#### The problem:
Please count how many lines below contain the word "photo" and give nothing but that figure.

#### Task inputs:
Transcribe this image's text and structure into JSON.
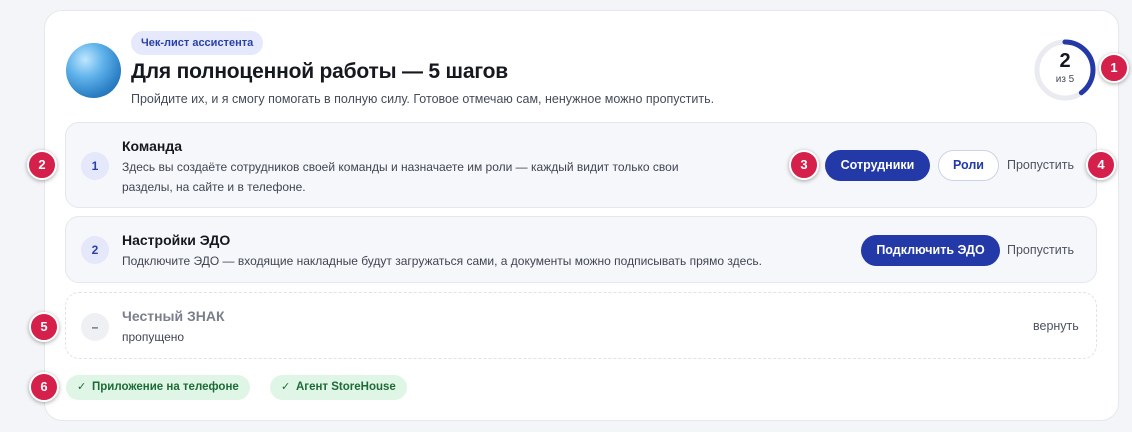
{
  "header": {
    "tag": "Чек-лист ассистента",
    "title": "Для полноценной работы — 5 шагов",
    "subtitle": "Пройдите их, и я смогу помогать в полную силу. Готовое отмечаю сам, ненужное можно пропустить."
  },
  "progress": {
    "done": "2",
    "of_label": "из 5",
    "fraction": 0.4,
    "color": "#2439a8"
  },
  "steps": [
    {
      "number": "1",
      "title": "Команда",
      "desc_line1": "Здесь вы создаёте сотрудников своей команды и назначаете им роли — каждый видит только свои",
      "desc_line2": "разделы, на сайте и в телефоне.",
      "primary": "Сотрудники",
      "secondary": "Роли",
      "skip": "Пропустить"
    },
    {
      "number": "2",
      "title": "Настройки ЭДО",
      "desc": "Подключите ЭДО — входящие накладные будут загружаться сами, а документы можно подписывать прямо здесь.",
      "primary": "Подключить ЭДО",
      "skip": "Пропустить"
    },
    {
      "number": "–",
      "title": "Честный ЗНАК",
      "desc": "пропущено",
      "return": "вернуть"
    }
  ],
  "completed": [
    {
      "label": "Приложение на телефоне",
      "icon": "check-icon"
    },
    {
      "label": "Агент StoreHouse",
      "icon": "check-icon"
    }
  ],
  "markers": [
    "1",
    "2",
    "3",
    "4",
    "5",
    "6"
  ],
  "colors": {
    "accent": "#2439a8",
    "marker": "#d4204a",
    "done_chip": "#dff5e6"
  }
}
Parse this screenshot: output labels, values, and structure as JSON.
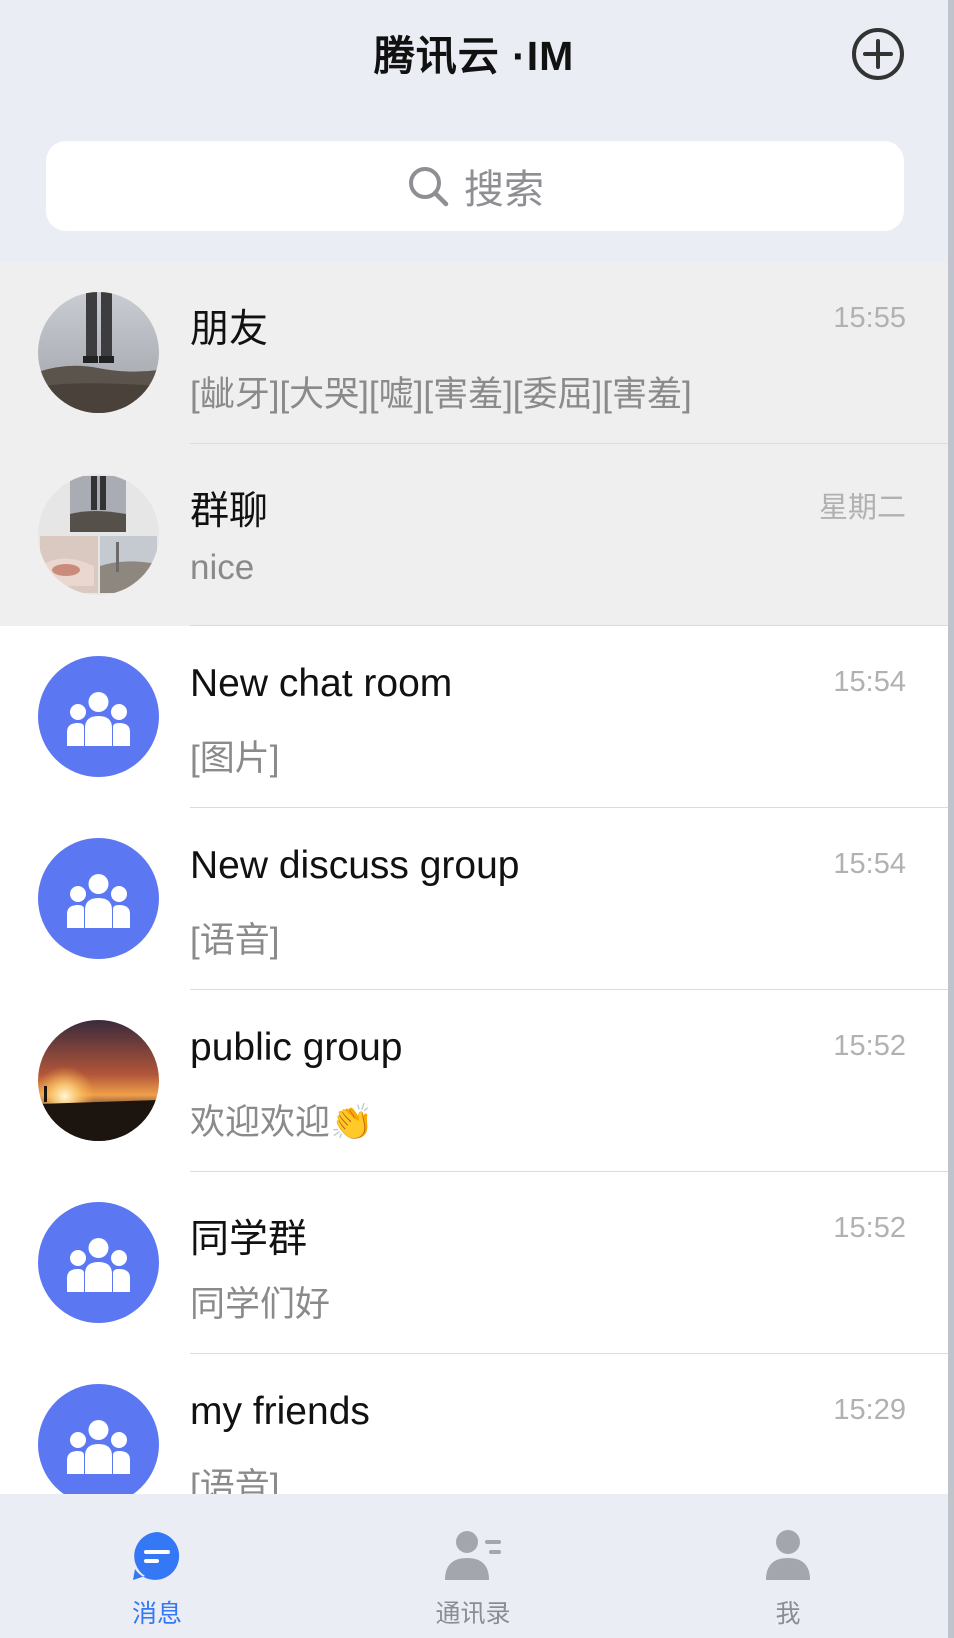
{
  "header": {
    "title": "腾讯云 ·IM",
    "add_icon": "plus-circle-icon"
  },
  "search": {
    "label": "搜索",
    "icon": "search-icon"
  },
  "conversations": [
    {
      "name": "朋友",
      "preview": "[龇牙][大哭][嘘][害羞][委屈][害羞]",
      "time": "15:55",
      "pinned": true,
      "avatar": "photo-legs"
    },
    {
      "name": "群聊",
      "preview": "nice",
      "time": "星期二",
      "pinned": true,
      "avatar": "photo-collage"
    },
    {
      "name": "New chat room",
      "preview": "[图片]",
      "time": "15:54",
      "pinned": false,
      "avatar": "group-icon"
    },
    {
      "name": "New discuss group",
      "preview": "[语音]",
      "time": "15:54",
      "pinned": false,
      "avatar": "group-icon"
    },
    {
      "name": "public group",
      "preview": "欢迎欢迎👏",
      "time": "15:52",
      "pinned": false,
      "avatar": "photo-sunset"
    },
    {
      "name": "同学群",
      "preview": "同学们好",
      "time": "15:52",
      "pinned": false,
      "avatar": "group-icon"
    },
    {
      "name": "my friends",
      "preview": "[语音]",
      "time": "15:29",
      "pinned": false,
      "avatar": "group-icon"
    }
  ],
  "tabbar": {
    "items": [
      {
        "label": "消息",
        "icon": "message-icon",
        "active": true
      },
      {
        "label": "通讯录",
        "icon": "contacts-icon",
        "active": false
      },
      {
        "label": "我",
        "icon": "profile-icon",
        "active": false
      }
    ]
  },
  "colors": {
    "accent": "#3478f6",
    "group_avatar": "#5b78f2",
    "inactive": "#a3a6ad",
    "header_bg": "#ebedf5"
  }
}
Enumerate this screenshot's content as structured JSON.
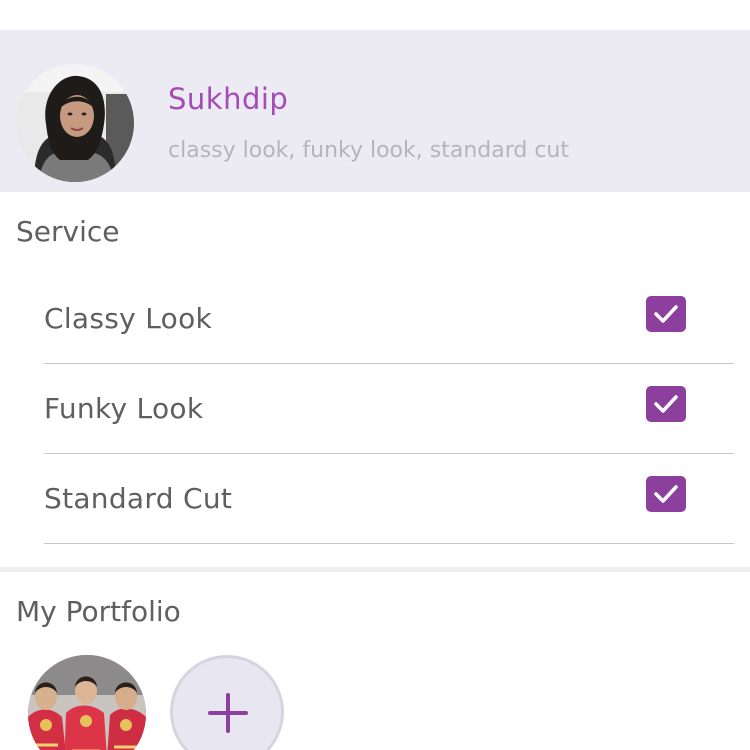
{
  "profile": {
    "name": "Sukhdip",
    "tags": "classy look, funky look, standard cut",
    "avatar_icon": "profile-photo"
  },
  "service": {
    "title": "Service",
    "items": [
      {
        "label": "Classy Look",
        "checked": true
      },
      {
        "label": "Funky Look",
        "checked": true
      },
      {
        "label": "Standard Cut",
        "checked": true
      }
    ]
  },
  "portfolio": {
    "title": "My Portfolio",
    "add_icon": "plus-icon"
  },
  "colors": {
    "accent": "#8d3f9d",
    "name": "#a44bb6",
    "header_bg": "#ecebf3",
    "tags": "#b6b3bd",
    "text": "#5f5f5f"
  }
}
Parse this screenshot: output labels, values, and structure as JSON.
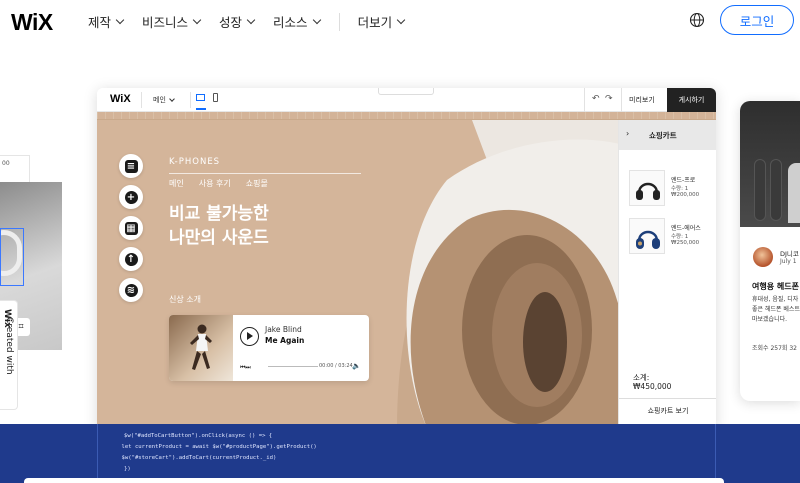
{
  "nav": {
    "logo": "WiX",
    "items": [
      {
        "label": "제작"
      },
      {
        "label": "비즈니스"
      },
      {
        "label": "성장"
      },
      {
        "label": "리소스"
      },
      {
        "label": "더보기"
      }
    ],
    "login": "로그인"
  },
  "left_panel": {
    "strip_text": "00",
    "badge_prefix": "Created with ",
    "badge_brand": "Wix"
  },
  "editor": {
    "logo": "WiX",
    "page_selector": "메인",
    "tab_caret": "^",
    "undo": "↶",
    "redo": "↷",
    "preview": "미리보기",
    "publish": "게시하기"
  },
  "site": {
    "brand": "K-PHONES",
    "menu": [
      "메인",
      "사용 후기",
      "쇼핑몰"
    ],
    "headline_1": "비교 불가능한",
    "headline_2": "나만의 사운드",
    "new_intro": "신상 소개",
    "player": {
      "artist": "Jake Blind",
      "song": "Me Again",
      "controls": "⏮ ⏭",
      "time": "00:00 / 03:24",
      "volume": "🔈",
      "progress": 0.0
    }
  },
  "cart": {
    "back": "›",
    "title": "쇼핑카트",
    "items": [
      {
        "name": "엔드-프로",
        "qty": "수량: 1",
        "price": "₩200,000"
      },
      {
        "name": "엔드-에어스",
        "qty": "수량: 1",
        "price": "₩250,000"
      }
    ],
    "subtotal_label": "소계:",
    "subtotal": "₩450,000",
    "view_cart": "쇼핑카트 보기"
  },
  "code": [
    "$w(\"#addToCartButton\").onClick(async () => {",
    "    let currentProduct = await $w(\"#productPage\").getProduct()",
    "    $w(\"#storeCart\").addToCart(currentProduct._id)",
    "})"
  ],
  "blog": {
    "author": "DJ니코",
    "date": "July 1",
    "title": "여행용 헤드폰",
    "lines": [
      "휴대성, 음질, 디자",
      "좋은 헤드폰 베스트",
      "마보겠습니다."
    ],
    "meta": "조회수 257회   32"
  },
  "colors": {
    "accent": "#116dff",
    "site_bg": "#d4b59a",
    "code_bg": "#1f3a8c",
    "publish_bg": "#222222"
  },
  "icons": {
    "globe": "globe-icon",
    "tools": [
      "pages-icon",
      "add-icon",
      "apps-icon",
      "upload-icon",
      "database-icon"
    ]
  }
}
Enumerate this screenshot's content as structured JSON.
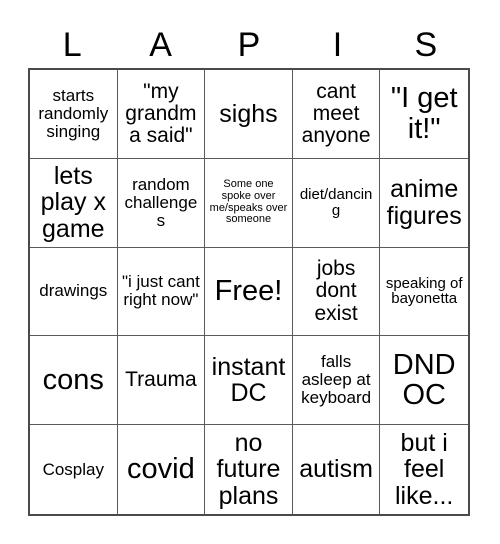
{
  "card": {
    "title_letters": [
      "L",
      "A",
      "P",
      "I",
      "S"
    ],
    "grid": {
      "rows": 5,
      "columns": 5,
      "cells": [
        {
          "text": "starts randomly singing",
          "size": "md"
        },
        {
          "text": "\"my grandma said\"",
          "size": "lg"
        },
        {
          "text": "sighs",
          "size": "xl"
        },
        {
          "text": "cant meet anyone",
          "size": "lg"
        },
        {
          "text": "\"I get it!\"",
          "size": "xxl"
        },
        {
          "text": "lets play x game",
          "size": "xl"
        },
        {
          "text": "random challenges",
          "size": "md"
        },
        {
          "text": "Some one spoke over me/speaks over someone",
          "size": "xs"
        },
        {
          "text": "diet/dancing",
          "size": "sm"
        },
        {
          "text": "anime figures",
          "size": "xl"
        },
        {
          "text": "drawings",
          "size": "md"
        },
        {
          "text": "\"i just cant right now\"",
          "size": "md"
        },
        {
          "text": "Free!",
          "size": "xxl"
        },
        {
          "text": "jobs dont exist",
          "size": "lg"
        },
        {
          "text": "speaking of bayonetta",
          "size": "sm"
        },
        {
          "text": "cons",
          "size": "xxl"
        },
        {
          "text": "Trauma",
          "size": "lg"
        },
        {
          "text": "instant DC",
          "size": "xl"
        },
        {
          "text": "falls asleep at keyboard",
          "size": "md"
        },
        {
          "text": "DND OC",
          "size": "xxl"
        },
        {
          "text": "Cosplay",
          "size": "md"
        },
        {
          "text": "covid",
          "size": "xxl"
        },
        {
          "text": "no future plans",
          "size": "xl"
        },
        {
          "text": "autism",
          "size": "xl"
        },
        {
          "text": "but i feel like...",
          "size": "xl"
        }
      ]
    },
    "colors": {
      "background": "#ffffff",
      "text": "#000000",
      "grid_outer_border": "#4a4a4a",
      "grid_inner_border": "#5a5a5a"
    }
  }
}
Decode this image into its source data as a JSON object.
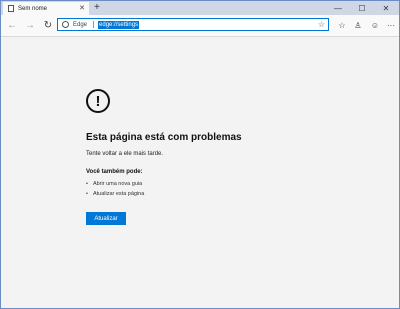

#### Answer box:
4